Welcome again Julie and thank you for introducing yourself! If you or anyone else has any resources that can be used (free is best) by teachers to create a digital soundboard in the classroom, please share. If you have any thoughts about this kind of tool and whether it would really be useful or just a momentary distraction, please share those thoughts as well. 

 

Melanie Velcko's picture

Hi! My name is Melanie and I teach an ESL class at Central Arizona College in Arizona. I love teaching English and Reading. I'm new to teaching at the college level. I also currently teach first grade. There really isn't a digital tool or resource I would wish for.    

Edward Latham's picture

Good day and welcome Melanie! Wow! Teaching first grade and starting off in teaching college sounds like quite a challenge. Are you encountering any surprises or challenges you did not expect in your new college position? 

I note that we have a number of ESL teachers in our group. This is very nice because many online resources are evaluated without much input from the ESL field. I live in a quiet little Maine town that has a number of Hispanic migrant families. Interestingly, the migrants that start in FL, work up through the Carolina's then up the east coast to Maine are doing something very strange. They are staying in or around this little town of Milbridge, Maine. Having personally just moved in a year and half ago, I can understand some of the appeal of the place, but those that study the bigger picture of educating migrant families have taken notice of people stopping the migration for good and settling in to this small town and those agencies are mighty curious. I am not trained in ESL norms, but I have been tutoring and assisting dozens of local migrant families and have a great time. I hope to learn more from you, Melanie, and from the other ESL educators in the group and I look forward to hearing your experience with some of the online tools and resources we get to evaluate. 

Edward Latham's picture

I am sorry, I just realized that I never introduced myself and addressed my own prompts. 

  1. Any content areas you are passionate about teaching.  I am passionate about helping any learner in any subject find successes that help to open options in that learner's life. I am certified in Mathematics and Computer Science, but as with many of us in Adult Education, I assist learners in any way I can as the need arises. I am currently most passionate about teaching skills that encourage entrepreneurial spirit. The ability to hypothesize, test, process and reflect on any given idea helps many learners tackle a wide variety of challenges they face. In some cases, it even helps learners find their passions in life and utilize those passions to create an income that supports their family and makes working fun. 
  2. Geographic location and/or what agency(agencies) you work with. My primary work right now is assisting all educators in a local school district. I am working directly with teachers on technology integration, technology support and I work to help increase the diversity of pedagogy teachers employ. I work as a family tutor with migrant services locally and I have some part time work with local adult education programs in the area. 
  3. If you had one wish for a digital tool or resource, what would that tool or resource do? I constantly aspire to create or find a system of tools/resources that help all in education do their jobs more efficiently and with more efficacy.

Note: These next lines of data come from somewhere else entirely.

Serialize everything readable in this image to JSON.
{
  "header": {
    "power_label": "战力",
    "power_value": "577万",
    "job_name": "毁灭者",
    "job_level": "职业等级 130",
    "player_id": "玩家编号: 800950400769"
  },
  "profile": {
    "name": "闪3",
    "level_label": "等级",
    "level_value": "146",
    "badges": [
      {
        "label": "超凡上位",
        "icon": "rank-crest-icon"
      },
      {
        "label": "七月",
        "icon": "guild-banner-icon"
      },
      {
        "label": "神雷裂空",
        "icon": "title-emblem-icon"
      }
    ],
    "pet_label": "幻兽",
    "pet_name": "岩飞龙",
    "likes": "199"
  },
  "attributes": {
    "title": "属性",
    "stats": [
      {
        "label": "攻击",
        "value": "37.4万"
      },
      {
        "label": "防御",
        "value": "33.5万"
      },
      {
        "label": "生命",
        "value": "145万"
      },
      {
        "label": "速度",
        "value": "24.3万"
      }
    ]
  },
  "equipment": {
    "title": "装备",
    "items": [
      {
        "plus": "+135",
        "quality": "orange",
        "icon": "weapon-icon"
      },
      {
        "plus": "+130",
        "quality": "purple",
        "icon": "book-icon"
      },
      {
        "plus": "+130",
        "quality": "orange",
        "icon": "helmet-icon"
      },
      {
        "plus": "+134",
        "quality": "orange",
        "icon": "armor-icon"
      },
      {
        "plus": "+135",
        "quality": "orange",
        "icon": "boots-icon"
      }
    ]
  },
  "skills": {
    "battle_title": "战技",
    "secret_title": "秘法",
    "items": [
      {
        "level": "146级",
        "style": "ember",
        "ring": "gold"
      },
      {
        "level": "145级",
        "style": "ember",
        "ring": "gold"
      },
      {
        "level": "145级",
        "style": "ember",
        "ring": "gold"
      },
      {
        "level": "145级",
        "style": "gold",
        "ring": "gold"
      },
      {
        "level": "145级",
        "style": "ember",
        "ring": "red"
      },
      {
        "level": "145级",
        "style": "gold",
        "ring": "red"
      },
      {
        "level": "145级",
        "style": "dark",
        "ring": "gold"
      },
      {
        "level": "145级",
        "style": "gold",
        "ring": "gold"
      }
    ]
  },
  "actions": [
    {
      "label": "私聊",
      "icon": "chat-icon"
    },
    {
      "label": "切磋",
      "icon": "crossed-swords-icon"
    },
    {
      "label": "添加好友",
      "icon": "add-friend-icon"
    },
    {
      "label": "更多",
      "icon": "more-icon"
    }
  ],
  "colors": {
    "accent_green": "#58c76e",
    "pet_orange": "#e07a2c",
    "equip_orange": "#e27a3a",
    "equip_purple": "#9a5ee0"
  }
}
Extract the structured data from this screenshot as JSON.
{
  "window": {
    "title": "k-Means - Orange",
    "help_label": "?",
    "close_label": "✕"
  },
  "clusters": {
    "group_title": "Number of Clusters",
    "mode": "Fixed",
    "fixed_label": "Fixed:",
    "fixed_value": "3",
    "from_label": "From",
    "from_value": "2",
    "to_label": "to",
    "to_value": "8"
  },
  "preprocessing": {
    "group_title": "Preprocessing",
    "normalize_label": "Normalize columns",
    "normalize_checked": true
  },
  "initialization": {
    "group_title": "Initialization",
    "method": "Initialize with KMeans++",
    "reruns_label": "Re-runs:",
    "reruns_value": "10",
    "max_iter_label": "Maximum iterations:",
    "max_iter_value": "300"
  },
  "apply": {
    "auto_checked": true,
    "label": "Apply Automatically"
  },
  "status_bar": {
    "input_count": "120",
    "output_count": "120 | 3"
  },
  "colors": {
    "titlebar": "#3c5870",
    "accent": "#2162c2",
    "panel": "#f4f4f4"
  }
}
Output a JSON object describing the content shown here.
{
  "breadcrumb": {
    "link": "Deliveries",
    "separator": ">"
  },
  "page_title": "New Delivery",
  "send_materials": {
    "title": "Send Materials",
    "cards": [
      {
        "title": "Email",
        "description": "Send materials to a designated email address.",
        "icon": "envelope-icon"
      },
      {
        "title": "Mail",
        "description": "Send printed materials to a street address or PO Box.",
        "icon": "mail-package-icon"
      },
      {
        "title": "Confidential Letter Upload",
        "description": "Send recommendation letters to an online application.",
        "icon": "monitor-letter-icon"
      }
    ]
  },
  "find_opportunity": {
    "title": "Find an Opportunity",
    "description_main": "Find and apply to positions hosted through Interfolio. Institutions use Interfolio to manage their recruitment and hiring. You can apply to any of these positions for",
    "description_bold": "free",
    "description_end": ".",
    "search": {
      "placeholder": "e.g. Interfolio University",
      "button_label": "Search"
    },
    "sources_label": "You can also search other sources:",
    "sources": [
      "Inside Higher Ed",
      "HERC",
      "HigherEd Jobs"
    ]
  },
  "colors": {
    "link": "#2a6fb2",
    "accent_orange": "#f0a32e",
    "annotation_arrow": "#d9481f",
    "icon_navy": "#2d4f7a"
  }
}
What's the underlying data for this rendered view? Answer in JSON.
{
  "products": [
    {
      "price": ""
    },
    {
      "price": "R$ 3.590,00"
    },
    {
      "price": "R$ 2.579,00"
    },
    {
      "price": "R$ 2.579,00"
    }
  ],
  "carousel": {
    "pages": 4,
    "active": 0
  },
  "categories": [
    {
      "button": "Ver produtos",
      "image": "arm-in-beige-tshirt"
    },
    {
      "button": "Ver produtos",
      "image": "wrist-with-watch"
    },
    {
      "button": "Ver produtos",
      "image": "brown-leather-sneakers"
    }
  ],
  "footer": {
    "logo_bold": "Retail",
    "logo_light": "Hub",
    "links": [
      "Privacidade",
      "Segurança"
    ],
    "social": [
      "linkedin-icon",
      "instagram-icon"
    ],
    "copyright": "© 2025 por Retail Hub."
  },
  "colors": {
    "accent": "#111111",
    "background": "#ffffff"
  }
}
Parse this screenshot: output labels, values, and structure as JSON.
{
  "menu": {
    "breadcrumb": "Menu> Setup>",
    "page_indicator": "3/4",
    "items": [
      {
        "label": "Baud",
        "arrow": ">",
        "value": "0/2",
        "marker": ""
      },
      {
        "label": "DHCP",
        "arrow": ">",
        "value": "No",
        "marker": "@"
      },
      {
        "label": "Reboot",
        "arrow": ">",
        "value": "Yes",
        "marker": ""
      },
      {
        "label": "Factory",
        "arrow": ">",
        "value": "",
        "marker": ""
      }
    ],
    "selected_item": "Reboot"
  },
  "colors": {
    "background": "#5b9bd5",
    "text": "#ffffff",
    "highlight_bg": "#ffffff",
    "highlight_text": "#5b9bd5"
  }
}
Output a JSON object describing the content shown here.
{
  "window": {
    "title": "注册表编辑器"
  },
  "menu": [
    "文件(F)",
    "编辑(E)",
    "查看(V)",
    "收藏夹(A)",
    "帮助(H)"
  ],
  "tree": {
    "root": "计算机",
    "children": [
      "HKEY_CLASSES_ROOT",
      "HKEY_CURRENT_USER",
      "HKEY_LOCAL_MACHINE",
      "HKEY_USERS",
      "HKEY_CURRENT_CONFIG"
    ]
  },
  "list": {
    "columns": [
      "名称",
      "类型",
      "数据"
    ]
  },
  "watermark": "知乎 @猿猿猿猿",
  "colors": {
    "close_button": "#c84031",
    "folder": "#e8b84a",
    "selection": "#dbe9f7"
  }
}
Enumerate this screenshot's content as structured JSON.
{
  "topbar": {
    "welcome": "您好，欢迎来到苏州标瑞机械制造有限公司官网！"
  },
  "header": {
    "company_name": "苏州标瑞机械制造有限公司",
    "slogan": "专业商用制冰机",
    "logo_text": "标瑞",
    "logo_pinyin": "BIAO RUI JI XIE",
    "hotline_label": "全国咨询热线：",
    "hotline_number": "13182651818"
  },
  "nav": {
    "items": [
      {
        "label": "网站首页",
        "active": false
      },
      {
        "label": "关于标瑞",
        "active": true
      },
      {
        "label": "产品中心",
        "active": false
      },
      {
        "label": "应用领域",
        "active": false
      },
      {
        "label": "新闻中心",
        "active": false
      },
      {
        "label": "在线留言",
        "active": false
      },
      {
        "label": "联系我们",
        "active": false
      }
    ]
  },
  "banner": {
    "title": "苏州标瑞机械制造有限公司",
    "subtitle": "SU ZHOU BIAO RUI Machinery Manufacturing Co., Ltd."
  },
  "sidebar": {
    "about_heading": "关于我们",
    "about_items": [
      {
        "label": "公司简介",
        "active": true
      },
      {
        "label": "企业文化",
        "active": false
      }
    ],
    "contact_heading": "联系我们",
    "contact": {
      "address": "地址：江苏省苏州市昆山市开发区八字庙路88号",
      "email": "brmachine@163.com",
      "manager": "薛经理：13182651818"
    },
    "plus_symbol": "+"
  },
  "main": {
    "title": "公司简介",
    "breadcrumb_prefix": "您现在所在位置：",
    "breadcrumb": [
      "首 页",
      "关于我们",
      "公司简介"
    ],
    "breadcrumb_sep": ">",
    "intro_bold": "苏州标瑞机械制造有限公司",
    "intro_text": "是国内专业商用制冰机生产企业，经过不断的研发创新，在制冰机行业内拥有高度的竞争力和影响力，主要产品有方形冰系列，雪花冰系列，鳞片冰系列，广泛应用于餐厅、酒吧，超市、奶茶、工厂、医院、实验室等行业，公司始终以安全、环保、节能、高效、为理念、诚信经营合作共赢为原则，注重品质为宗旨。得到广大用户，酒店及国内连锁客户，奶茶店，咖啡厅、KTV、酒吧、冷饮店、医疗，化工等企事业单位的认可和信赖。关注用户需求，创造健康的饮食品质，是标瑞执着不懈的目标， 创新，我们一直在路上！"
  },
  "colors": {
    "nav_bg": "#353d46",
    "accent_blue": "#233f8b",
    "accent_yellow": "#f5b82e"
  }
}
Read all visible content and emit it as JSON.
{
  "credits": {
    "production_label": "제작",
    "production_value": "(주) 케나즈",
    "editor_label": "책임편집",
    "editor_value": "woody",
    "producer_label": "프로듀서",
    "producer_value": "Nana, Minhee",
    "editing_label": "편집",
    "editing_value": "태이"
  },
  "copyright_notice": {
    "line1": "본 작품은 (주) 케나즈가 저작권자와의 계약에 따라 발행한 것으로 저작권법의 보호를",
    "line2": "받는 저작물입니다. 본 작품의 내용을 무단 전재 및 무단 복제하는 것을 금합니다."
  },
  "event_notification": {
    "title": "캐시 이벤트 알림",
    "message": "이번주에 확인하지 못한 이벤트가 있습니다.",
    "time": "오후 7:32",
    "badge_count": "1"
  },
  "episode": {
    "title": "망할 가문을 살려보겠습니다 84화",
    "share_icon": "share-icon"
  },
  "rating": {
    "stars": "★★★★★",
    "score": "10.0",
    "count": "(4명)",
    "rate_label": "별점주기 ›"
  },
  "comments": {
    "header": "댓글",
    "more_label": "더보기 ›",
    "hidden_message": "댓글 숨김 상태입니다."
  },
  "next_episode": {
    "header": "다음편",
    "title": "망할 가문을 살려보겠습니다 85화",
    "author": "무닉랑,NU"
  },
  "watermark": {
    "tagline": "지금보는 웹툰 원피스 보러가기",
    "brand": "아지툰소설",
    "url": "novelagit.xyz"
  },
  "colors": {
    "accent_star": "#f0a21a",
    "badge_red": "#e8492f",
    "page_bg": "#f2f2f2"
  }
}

Our current teaching "habits" are based in large part on past history and a lack of meaningful alternatives to the way things are done. I keep looking for those digital systems that help us explore possible ways of educating that focus more on student-centric practices rather than teacher-centric or text book/test driven foci. When education can more easily identify and meet the needs of individuals, our communities benefit greatly.